Is the “show us your papers” ethos of Arizona’s S.B. 1070 coming to New York State’s school children?
That’s what the New York Civil Liberties Union contends, in a story in today’s New York Times. Twenty percent of public school districts around the state, writes Nina Bernstein, are requiring families to provide documentation that will show their immigration status. The requirements range from the seemingly banal (showing a social security card), to the blatantly obvious (demanding a non-resident alien card).
None of it is constitutional, though.

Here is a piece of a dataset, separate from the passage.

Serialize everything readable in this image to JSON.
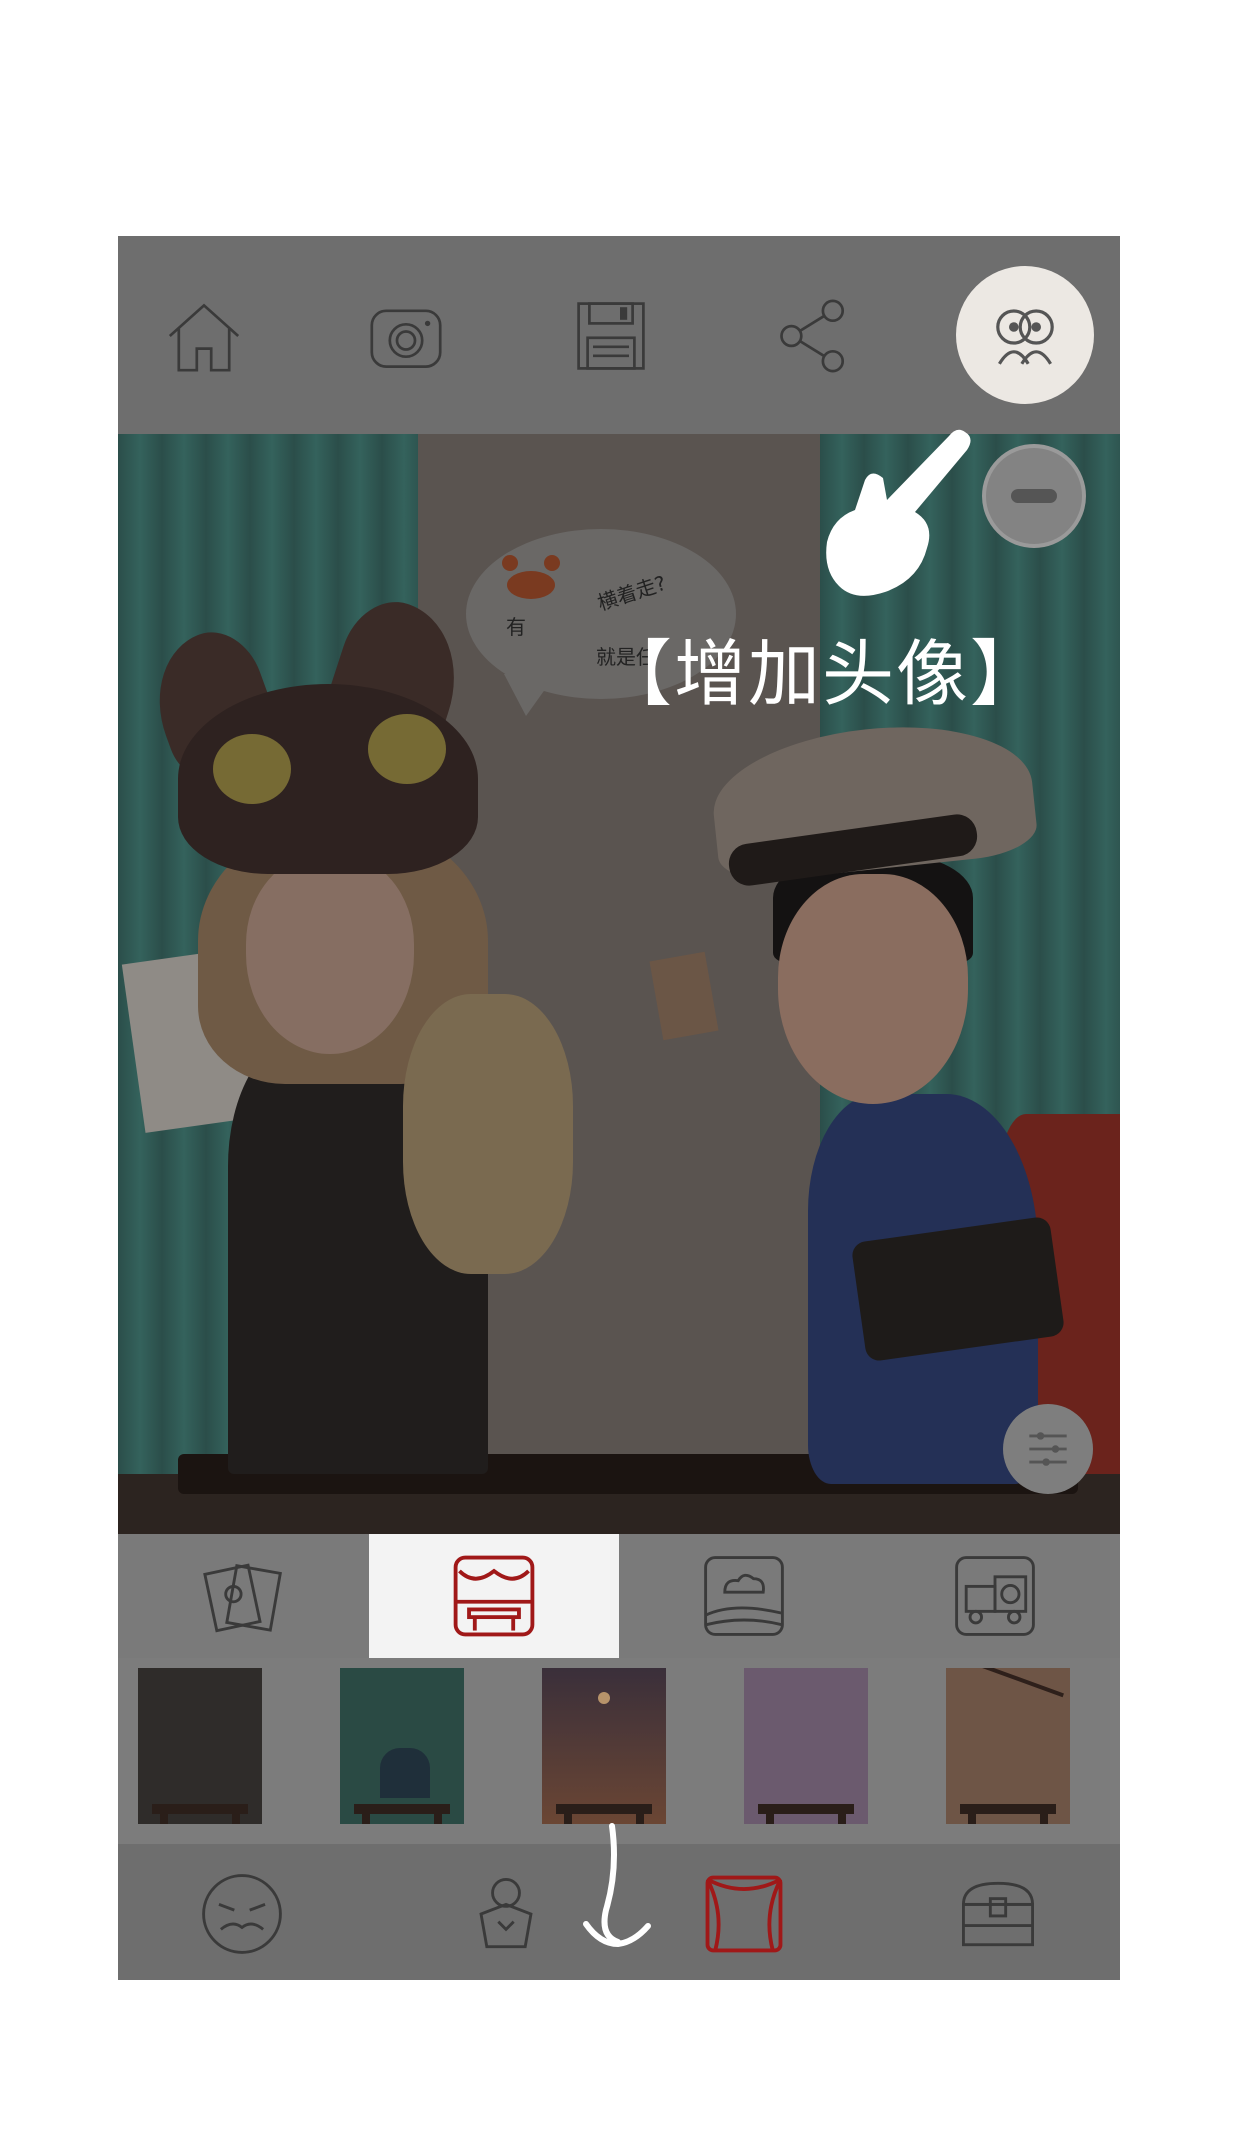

It is legal for school districts to require families to show proof of residency in their district (requiring, say, a utility bill), but it is unlawful to require them to prove legal federal residency. This was decided in 1982 in Plyler v. Doe, which found that states must provide all children, regardless of status, a public education. The Times quotes Justice Harry Blackmun’s concurring opinion, in which he wrote that not providing even the same social benefits like public school to non-residents “raises the specter of a permanent caste of undocumented resident aliens, encouraged by some to remain here as a source of cheap labor.”
The article says that New York has done far less than other states at reigning in local school districts to comply with this federal ruling. It also contends that, although the NYCLU has found 139 different school districts asking for immigration information, they have yet to find one child denied entrance to school because of a lack of immigration papers. However, their fear is that families that fear being exposed won’t complain and will just not enroll their kids in school at all.